(Page and application data records)
=======
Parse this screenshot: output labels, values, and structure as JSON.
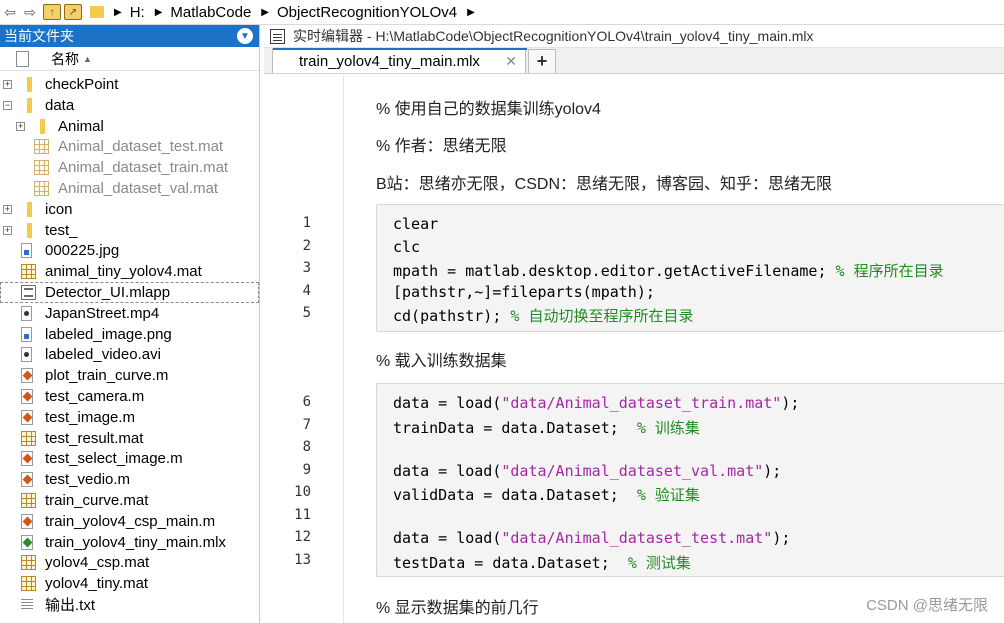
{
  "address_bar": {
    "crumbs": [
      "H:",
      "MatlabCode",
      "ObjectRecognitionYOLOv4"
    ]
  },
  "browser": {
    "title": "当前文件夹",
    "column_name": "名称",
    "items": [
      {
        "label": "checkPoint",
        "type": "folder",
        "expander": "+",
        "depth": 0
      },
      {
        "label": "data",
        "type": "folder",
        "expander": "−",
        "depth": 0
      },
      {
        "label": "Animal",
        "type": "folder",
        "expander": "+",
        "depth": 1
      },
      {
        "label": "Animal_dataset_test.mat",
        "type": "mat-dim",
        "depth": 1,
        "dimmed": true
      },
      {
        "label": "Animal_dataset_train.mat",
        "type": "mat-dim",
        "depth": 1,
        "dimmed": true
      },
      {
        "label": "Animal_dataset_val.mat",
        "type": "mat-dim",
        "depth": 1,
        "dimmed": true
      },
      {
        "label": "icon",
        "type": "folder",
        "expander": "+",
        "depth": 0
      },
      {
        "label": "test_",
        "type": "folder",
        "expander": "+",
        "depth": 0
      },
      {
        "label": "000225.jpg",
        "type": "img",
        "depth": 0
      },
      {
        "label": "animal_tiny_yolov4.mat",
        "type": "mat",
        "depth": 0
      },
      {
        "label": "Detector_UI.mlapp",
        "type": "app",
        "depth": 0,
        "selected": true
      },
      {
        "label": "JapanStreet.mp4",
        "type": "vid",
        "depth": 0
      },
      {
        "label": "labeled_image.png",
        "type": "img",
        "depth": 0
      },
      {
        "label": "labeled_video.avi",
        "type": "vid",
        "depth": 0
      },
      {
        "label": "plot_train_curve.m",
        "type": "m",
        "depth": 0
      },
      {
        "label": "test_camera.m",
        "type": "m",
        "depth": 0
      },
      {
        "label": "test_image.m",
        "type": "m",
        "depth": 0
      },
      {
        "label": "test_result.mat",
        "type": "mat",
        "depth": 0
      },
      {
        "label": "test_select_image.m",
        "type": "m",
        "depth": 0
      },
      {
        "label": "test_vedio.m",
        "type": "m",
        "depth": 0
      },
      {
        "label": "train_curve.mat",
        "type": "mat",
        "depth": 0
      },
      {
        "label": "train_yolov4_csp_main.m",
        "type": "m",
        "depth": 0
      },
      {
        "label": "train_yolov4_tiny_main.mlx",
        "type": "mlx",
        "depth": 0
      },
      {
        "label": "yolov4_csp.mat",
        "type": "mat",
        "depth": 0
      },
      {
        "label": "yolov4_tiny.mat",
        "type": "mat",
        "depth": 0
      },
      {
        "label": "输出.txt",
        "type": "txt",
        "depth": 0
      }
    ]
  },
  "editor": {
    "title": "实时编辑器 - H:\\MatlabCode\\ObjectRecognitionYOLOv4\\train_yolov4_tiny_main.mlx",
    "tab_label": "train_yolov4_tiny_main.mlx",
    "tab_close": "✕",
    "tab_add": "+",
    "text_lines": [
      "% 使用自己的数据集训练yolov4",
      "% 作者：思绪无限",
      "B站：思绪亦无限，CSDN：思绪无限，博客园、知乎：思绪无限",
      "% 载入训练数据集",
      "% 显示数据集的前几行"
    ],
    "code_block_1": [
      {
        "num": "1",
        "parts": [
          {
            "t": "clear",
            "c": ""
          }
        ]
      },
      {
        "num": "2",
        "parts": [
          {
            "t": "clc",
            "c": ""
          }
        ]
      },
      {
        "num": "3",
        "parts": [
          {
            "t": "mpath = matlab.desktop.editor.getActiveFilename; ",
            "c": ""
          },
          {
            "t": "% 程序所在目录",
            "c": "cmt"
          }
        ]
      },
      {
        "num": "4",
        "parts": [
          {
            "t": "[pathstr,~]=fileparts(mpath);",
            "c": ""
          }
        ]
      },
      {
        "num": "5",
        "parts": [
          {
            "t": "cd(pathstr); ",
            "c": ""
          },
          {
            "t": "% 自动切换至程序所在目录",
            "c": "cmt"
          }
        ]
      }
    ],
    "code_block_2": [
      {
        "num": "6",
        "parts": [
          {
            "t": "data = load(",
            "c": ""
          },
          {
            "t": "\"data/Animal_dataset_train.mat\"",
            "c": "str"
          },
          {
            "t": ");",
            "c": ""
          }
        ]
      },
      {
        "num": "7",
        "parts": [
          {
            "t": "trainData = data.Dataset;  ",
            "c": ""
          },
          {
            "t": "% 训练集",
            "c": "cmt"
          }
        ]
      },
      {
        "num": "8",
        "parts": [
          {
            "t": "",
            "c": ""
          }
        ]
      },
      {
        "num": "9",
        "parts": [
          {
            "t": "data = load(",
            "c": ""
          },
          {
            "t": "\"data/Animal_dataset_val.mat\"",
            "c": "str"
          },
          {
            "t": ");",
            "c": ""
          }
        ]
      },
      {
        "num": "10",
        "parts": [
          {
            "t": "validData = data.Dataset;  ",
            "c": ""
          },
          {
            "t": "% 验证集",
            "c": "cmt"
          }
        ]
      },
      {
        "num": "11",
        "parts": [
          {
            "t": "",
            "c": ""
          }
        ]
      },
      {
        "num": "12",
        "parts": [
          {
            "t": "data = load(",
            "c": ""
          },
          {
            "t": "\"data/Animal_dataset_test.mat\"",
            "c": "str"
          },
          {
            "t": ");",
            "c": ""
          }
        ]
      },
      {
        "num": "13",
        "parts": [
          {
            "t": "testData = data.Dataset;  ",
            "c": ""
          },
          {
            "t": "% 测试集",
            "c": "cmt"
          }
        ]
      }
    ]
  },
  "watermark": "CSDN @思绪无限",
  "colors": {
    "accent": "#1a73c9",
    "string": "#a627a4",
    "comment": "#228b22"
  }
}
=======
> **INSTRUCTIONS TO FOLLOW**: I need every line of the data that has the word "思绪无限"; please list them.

> **TASK RESULT**:
      "% 作者：思绪无限",
      "B站：思绪亦无限，CSDN：思绪无限，博客园、知乎：思绪无限",
  "watermark": "CSDN @思绪无限",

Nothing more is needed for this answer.